Winter, Ivy and Seed Pod Wreath

Winter ivy and seed pod Wreath

Way back in September, I got a call from my middle son, Kevin.  He had been mowing his lawn and had run over an old stump that the previous owners had left behind. The stump did some kind of damage to his lawnmower making his mower unusable. 

“Do you need me to come down and bring my mower?”

“No, I’m good, I’ll just weed whack where the grass is long.”

A couple more weeks go by and we had a chance to be at his house.  Noticing the extra long grass…”I see you haven’t got your mower fixed, I can bring ours down tomorrow and have you set for a while.”

“No thanks,  I’ve been busy but I’ll get to it this weekend.”

OK, now it’s the end of October, I imagine all his neighbors giving him dirty looks. “Did you ever mow that lawn? I have informants that will let me know if you’re lying (his brother).”

“Uh, no.”

“I’ll be there tomorrow with a mower.”
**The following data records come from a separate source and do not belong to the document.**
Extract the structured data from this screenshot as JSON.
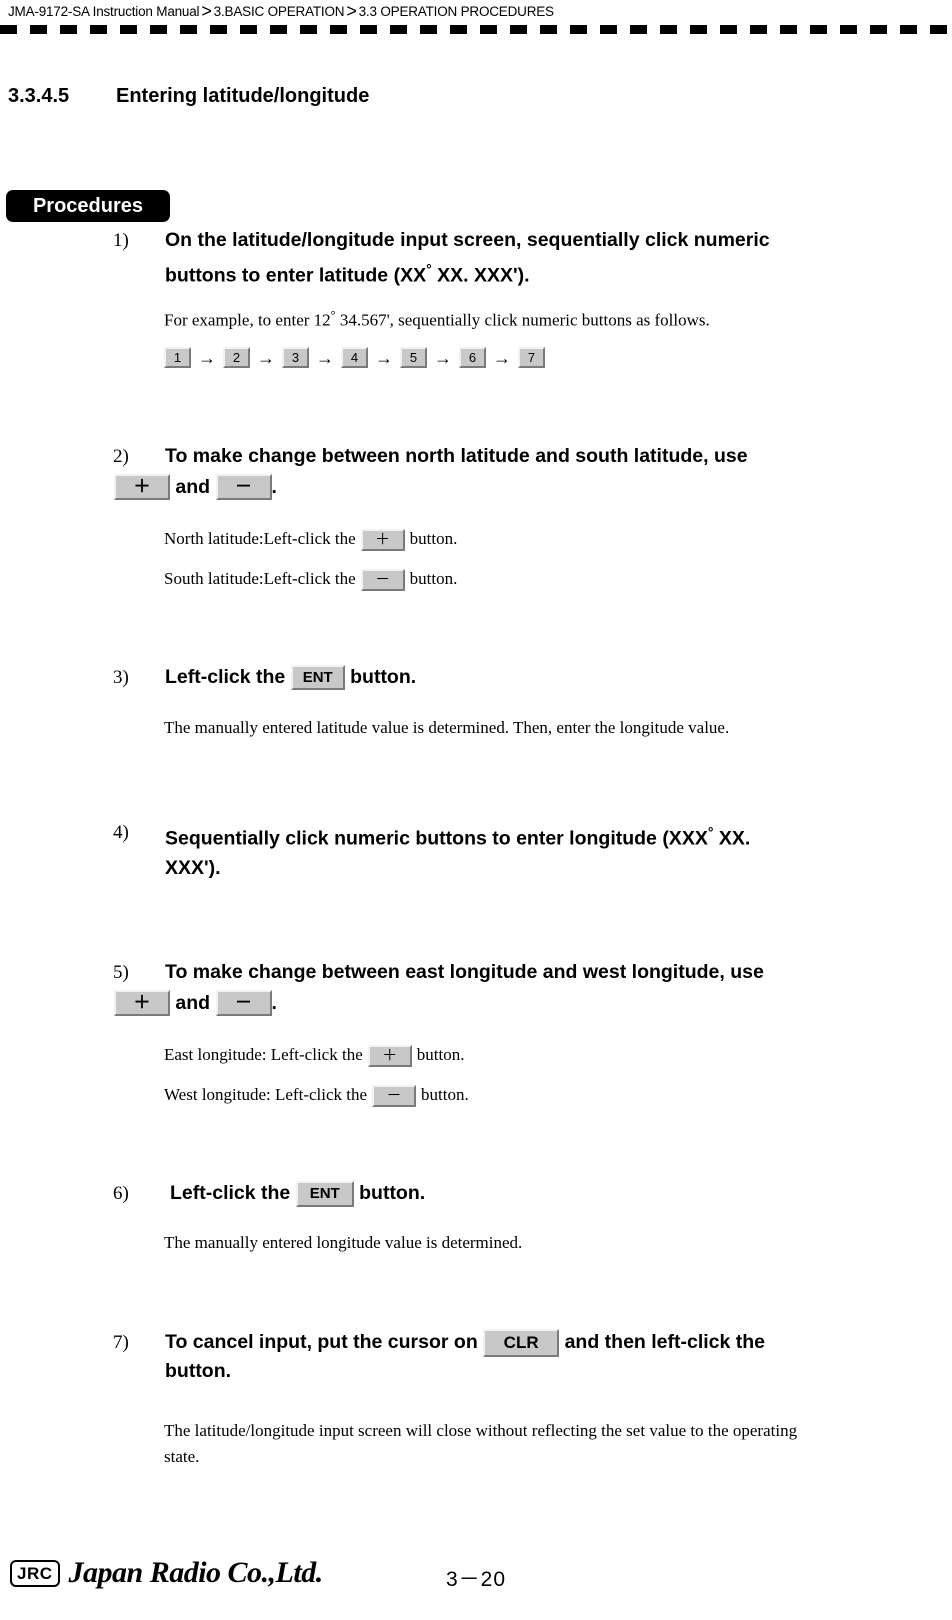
{
  "header": {
    "manual": "JMA-9172-SA Instruction Manual",
    "separator": ">",
    "chapter": "3.BASIC OPERATION",
    "section": "3.3  OPERATION PROCEDURES"
  },
  "section": {
    "number": "3.3.4.5",
    "title": "Entering latitude/longitude"
  },
  "procedures_badge": "Procedures",
  "steps": [
    {
      "marker": "1)",
      "heading_line1": "On the latitude/longitude input screen, sequentially click numeric",
      "heading_line2_a": "buttons to enter latitude (XX",
      "heading_line2_deg": "°",
      "heading_line2_b": " XX",
      "heading_line2_c": ". XXX').",
      "example_a": "For example, to enter 12",
      "example_deg": "°",
      "example_b": "  34.567', sequentially click numeric buttons as follows.",
      "sequence": [
        "1",
        "2",
        "3",
        "4",
        "5",
        "6",
        "7"
      ],
      "sequence_arrow": "→"
    },
    {
      "marker": "2)",
      "heading_line1": "To make change between north latitude and south latitude, use",
      "key_plus": "＋",
      "conjunction": "and",
      "key_minus": "－",
      "period": ".",
      "note1_pre": "North latitude:Left-click the",
      "note1_key": "＋",
      "note1_post": "button.",
      "note2_pre": "South latitude:Left-click the",
      "note2_key": "－",
      "note2_post": "button."
    },
    {
      "marker": "3)",
      "heading_pre": "Left-click the",
      "heading_key": "ENT",
      "heading_post": "button.",
      "body": "The manually entered latitude value is determined. Then, enter the longitude value."
    },
    {
      "marker": "4)",
      "heading_line1_a": "Sequentially click numeric buttons to enter longitude (XXX",
      "heading_line1_deg": "°",
      "heading_line1_b": " XX",
      "heading_line1_c": ".",
      "heading_line2": "XXX')."
    },
    {
      "marker": "5)",
      "heading_line1": "To make change between east longitude and west longitude, use",
      "key_plus": "＋",
      "conjunction": "and",
      "key_minus": "－",
      "period": ".",
      "note1_pre": "East longitude: Left-click the",
      "note1_key": "＋",
      "note1_post": "button.",
      "note2_pre": "West longitude: Left-click the",
      "note2_key": "－",
      "note2_post": "button."
    },
    {
      "marker": "6)",
      "heading_pre": "Left-click the",
      "heading_key": "ENT",
      "heading_post": "button.",
      "body": "The manually entered longitude value is determined."
    },
    {
      "marker": "7)",
      "heading_pre": "To cancel input, put the cursor on",
      "heading_key": "CLR",
      "heading_post": "and then left-click the",
      "heading_line2": "button.",
      "body_line1": "The latitude/longitude input screen will close without reflecting the set value to the operating",
      "body_line2": "state."
    }
  ],
  "footer": {
    "logo_mark": "JRC",
    "company": "Japan Radio Co.,Ltd.",
    "page": "3－20"
  }
}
Winter ivy and seed pod Wreath

What does this have to do with a wreath?  Well, while we were cleaning up the yard, we had a chance to go in the front door. Laying by the front door was a flowered wreath I had given him and his wife last year similar to this one.  They had had it hung with a command hook, but the command hook kept coming unstuck.  Being between the storm door and front door, I think it got too hot.

“You can’t hang that back up.”


“That is for spring and summer.”  He obviously needed a new wreath and I knew just the person to make one for him, and it would make a great Christmas present too.  And that is what broken lawn mowers and winter wreaths have in common.

Start with an inexpensive grape vine wreath and some twigs.

Winter ivy and seed pod Wreath

Hot glue the twigs around  the wreath so that they are all facing out the same direction.  You can skip this step if you like, I just like the extra sticky character.

Winter ivy and seed pod Wreath

Spray paint the wreath lightly with white spray paint. You can skip this step too, if you like…I like the extra contrast that the white paint provides against dark doors.

Winter ivy and seed pod Wreath

OK, you can’t skip this step…the majority of the wreath was created using silk flowers from the craft store. Use ivy as the base and fill in with any other contrasting winter greenery of your choice.

The amount of silk flowers above was enough for 2 wreaths, so you can easily make one for yourself and a friend (or a son and his brother.)

Winter ivy and seed pod Wreath

Start hot gluing.  You may need wire to attach some of the vines if they don’t want to stay put.  Always glue your add ons in the same direction.

Winter ivy and seed pod Wreath

In true Scavenger Chic style, I thought my wreath needed a little more filler.  Instead of going back to the craft store, I remembered a hike the family had taken on Thanksgiving morning to exercise the dogs, where I had noticed some spent milkweed pods.

Thanksgiving Morn, exercising the dogs

Those are two of my granddoggys and a nephewdog.

Winter ivy and seed pod Wreath

There were also some thistle seed pods.

Winter ivy and seed pod Wreath

The milk weed pods were opened and glued on as is.

Winter ivy and seed pod Wreath

I spray painted the thistle seed pods and also hot glued them on. For full disclosure, if I had to do it again, I would probably leave off the thistle seeds.  Those things are full of prickers and it felt like I was holding a cactus.

Winter ivy and seed pod Wreath

Winter ivy and seed pod Wreath

Winter ivy and seed pod Wreath

Winter ivy and seed pod Wreath

I also gave Kevin a wreath hangar so they don’t have to rely on the command hooks. I hope they like it.

Shared at The DIY Collective, Handmade Hangout Party,

DIY Sunday Showcase, That DIY Party,

Silver Pennies Sundays, Metamorphosis Monday,

Inspire me Tuesday, Be Inspired Tuesday, Talk of the Town,

Wow us Wednesdays,


Leave a Reply